● PROBLEM REQUIREMENTS:
Go to the line containing "Serialize everything readable" and retype it and every later line exactly as written, up to the last line of the entries. Keep pictures out.

● DATASET EXCERPTS:
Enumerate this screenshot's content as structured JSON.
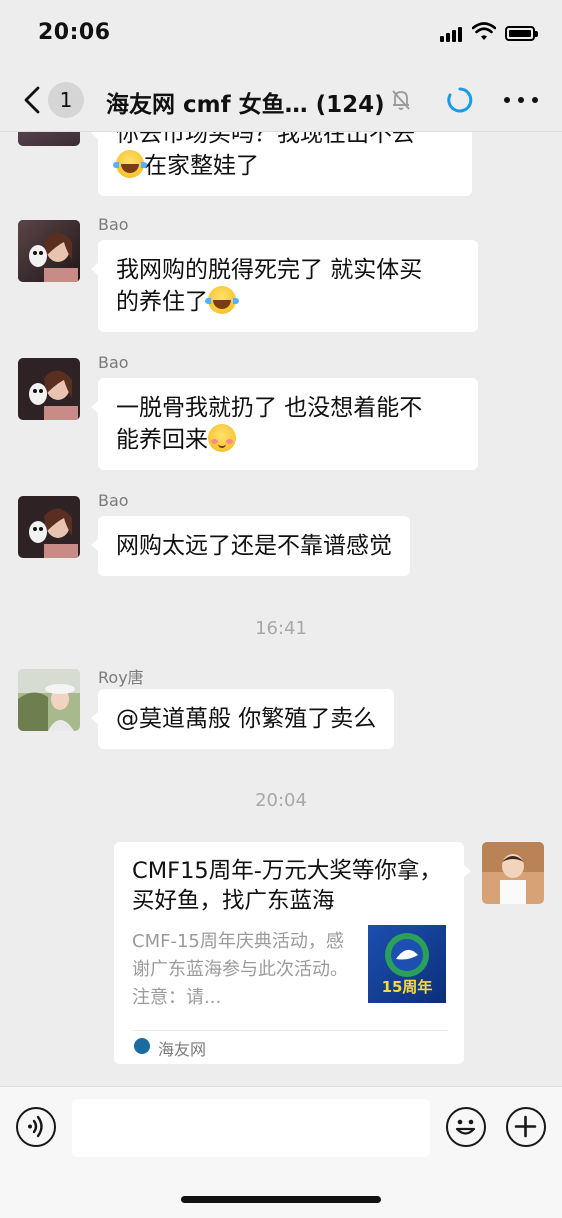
{
  "status_bar": {
    "time": "20:06"
  },
  "nav": {
    "back_badge": "1",
    "title": "海友网 cmf 女鱼… (124)"
  },
  "messages": [
    {
      "type": "bubble",
      "sender": "",
      "text": "你去市场买吗？我现在出不去",
      "text2": "在家整娃了",
      "emoji": "laugh-cry"
    },
    {
      "type": "bubble",
      "sender": "Bao",
      "text": "我网购的脱得死完了 就实体买",
      "text2": "的养住了",
      "emoji": "laugh-cry"
    },
    {
      "type": "bubble",
      "sender": "Bao",
      "text": "一脱骨我就扔了 也没想着能不",
      "text2": "能养回来",
      "emoji": "shy"
    },
    {
      "type": "bubble",
      "sender": "Bao",
      "text": "网购太远了还是不靠谱感觉"
    },
    {
      "type": "time",
      "text": "16:41"
    },
    {
      "type": "bubble",
      "sender": "Roy唐",
      "text": "@莫道萬般 你繁殖了卖么"
    },
    {
      "type": "time",
      "text": "20:04"
    }
  ],
  "card": {
    "title": "CMF15周年-万元大奖等你拿，买好鱼，找广东蓝海",
    "description": "CMF-15周年庆典活动，感谢广东蓝海参与此次活动。注意：请...",
    "thumbnail_text": "15周年",
    "source": "海友网"
  },
  "input": {
    "placeholder": ""
  },
  "colors": {
    "background": "#ededed",
    "bubble": "#ffffff",
    "loading_icon": "#1a9bea"
  }
}
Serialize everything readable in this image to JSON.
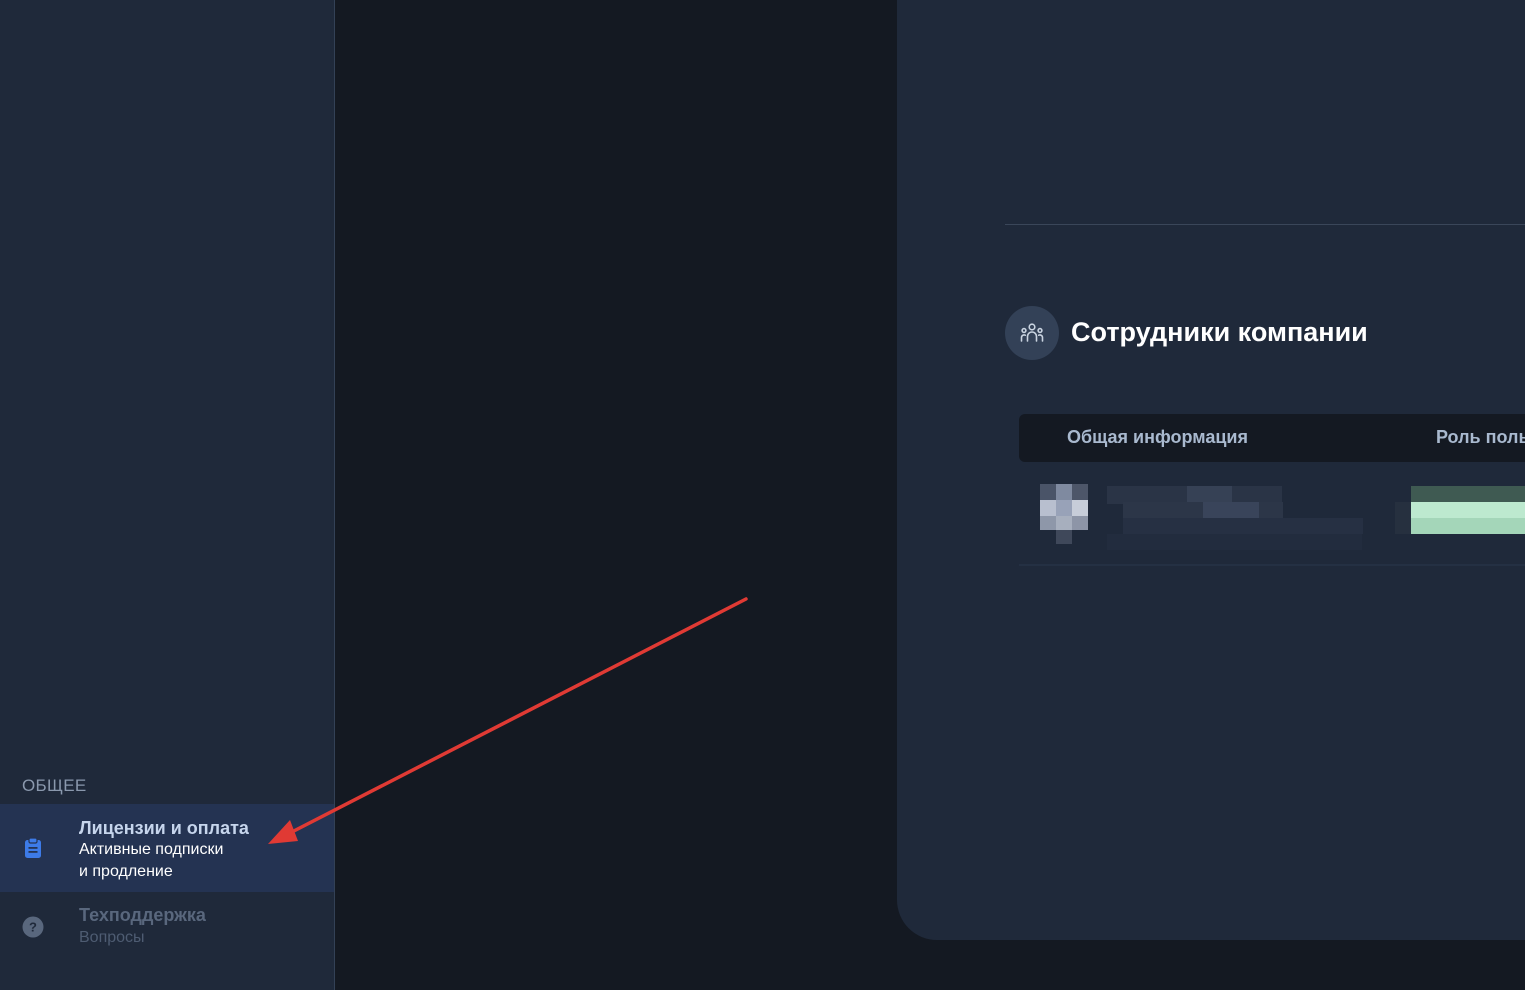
{
  "sidebar": {
    "section_label": "ОБЩЕЕ",
    "items": [
      {
        "title": "Лицензии и оплата",
        "subtitle": "Активные подписки\nи продление",
        "icon": "clipboard-icon",
        "active": true
      },
      {
        "title": "Техподдержка",
        "subtitle": "Вопросы",
        "icon": "question-icon",
        "active": false
      }
    ]
  },
  "main": {
    "section_title": "Сотрудники компании",
    "section_icon": "team-icon",
    "table": {
      "columns": [
        "Общая информация",
        "Роль поль"
      ]
    }
  },
  "annotation": {
    "color": "#e03a34"
  },
  "colors": {
    "background": "#141922",
    "panel": "#1f293a",
    "accent": "#3d7be8"
  }
}
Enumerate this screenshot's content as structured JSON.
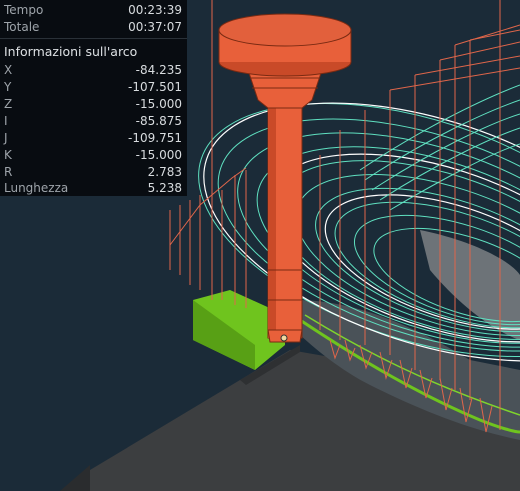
{
  "time": {
    "elapsed_label": "Tempo",
    "elapsed_value": "00:23:39",
    "total_label": "Totale",
    "total_value": "00:37:07"
  },
  "arc_info": {
    "title": "Informazioni sull'arco",
    "rows": [
      {
        "label": "X",
        "value": "-84.235"
      },
      {
        "label": "Y",
        "value": "-107.501"
      },
      {
        "label": "Z",
        "value": "-15.000"
      },
      {
        "label": "I",
        "value": "-85.875"
      },
      {
        "label": "J",
        "value": "-109.751"
      },
      {
        "label": "K",
        "value": "-15.000"
      },
      {
        "label": "R",
        "value": "2.783"
      },
      {
        "label": "Lunghezza",
        "value": "5.238"
      }
    ]
  },
  "colors": {
    "background": "#1b2b38",
    "toolpath_rapid": "#e0664a",
    "toolpath_cut": "#5fe0c0",
    "toolpath_active": "#ffffff",
    "machined_surface": "#6fc41e",
    "tool_body": "#e8603a",
    "stock": "#3a3c3e"
  }
}
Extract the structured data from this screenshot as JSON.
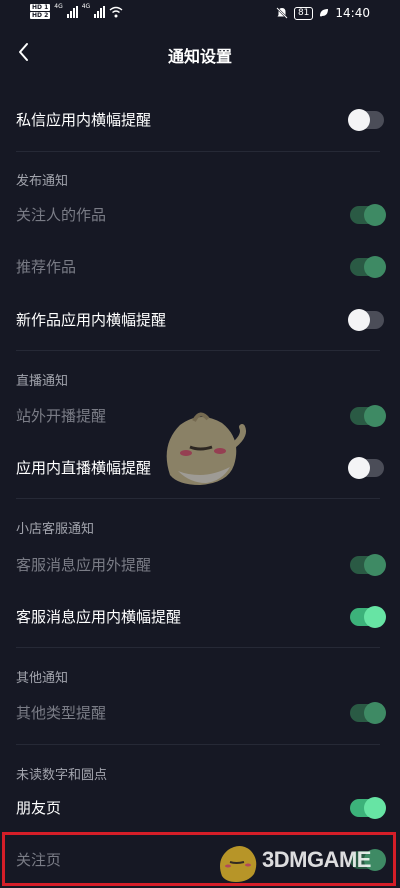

● TASK RESPONSE:
Serialize everything readable in this image to JSON.
{
  "sidebar": {
    "section_label": "ОБЩЕЕ",
    "items": [
      {
        "title": "Лицензии и оплата",
        "subtitle": "Активные подписки\nи продление",
        "icon": "clipboard-icon",
        "active": true
      },
      {
        "title": "Техподдержка",
        "subtitle": "Вопросы",
        "icon": "question-icon",
        "active": false
      }
    ]
  },
  "main": {
    "section_title": "Сотрудники компании",
    "section_icon": "team-icon",
    "table": {
      "columns": [
        "Общая информация",
        "Роль поль"
      ]
    }
  },
  "annotation": {
    "color": "#e03a34"
  },
  "colors": {
    "background": "#141922",
    "panel": "#1f293a",
    "accent": "#3d7be8"
  }
}
Enumerate this screenshot's content as structured JSON.
{
  "time": {
    "elapsed_label": "Tempo",
    "elapsed_value": "00:23:39",
    "total_label": "Totale",
    "total_value": "00:37:07"
  },
  "arc_info": {
    "title": "Informazioni sull'arco",
    "rows": [
      {
        "label": "X",
        "value": "-84.235"
      },
      {
        "label": "Y",
        "value": "-107.501"
      },
      {
        "label": "Z",
        "value": "-15.000"
      },
      {
        "label": "I",
        "value": "-85.875"
      },
      {
        "label": "J",
        "value": "-109.751"
      },
      {
        "label": "K",
        "value": "-15.000"
      },
      {
        "label": "R",
        "value": "2.783"
      },
      {
        "label": "Lunghezza",
        "value": "5.238"
      }
    ]
  },
  "colors": {
    "background": "#1b2b38",
    "toolpath_rapid": "#e0664a",
    "toolpath_cut": "#5fe0c0",
    "toolpath_active": "#ffffff",
    "machined_surface": "#6fc41e",
    "tool_body": "#e8603a",
    "stock": "#3a3c3e"
  }
}
Extract the structured data from this screenshot as JSON.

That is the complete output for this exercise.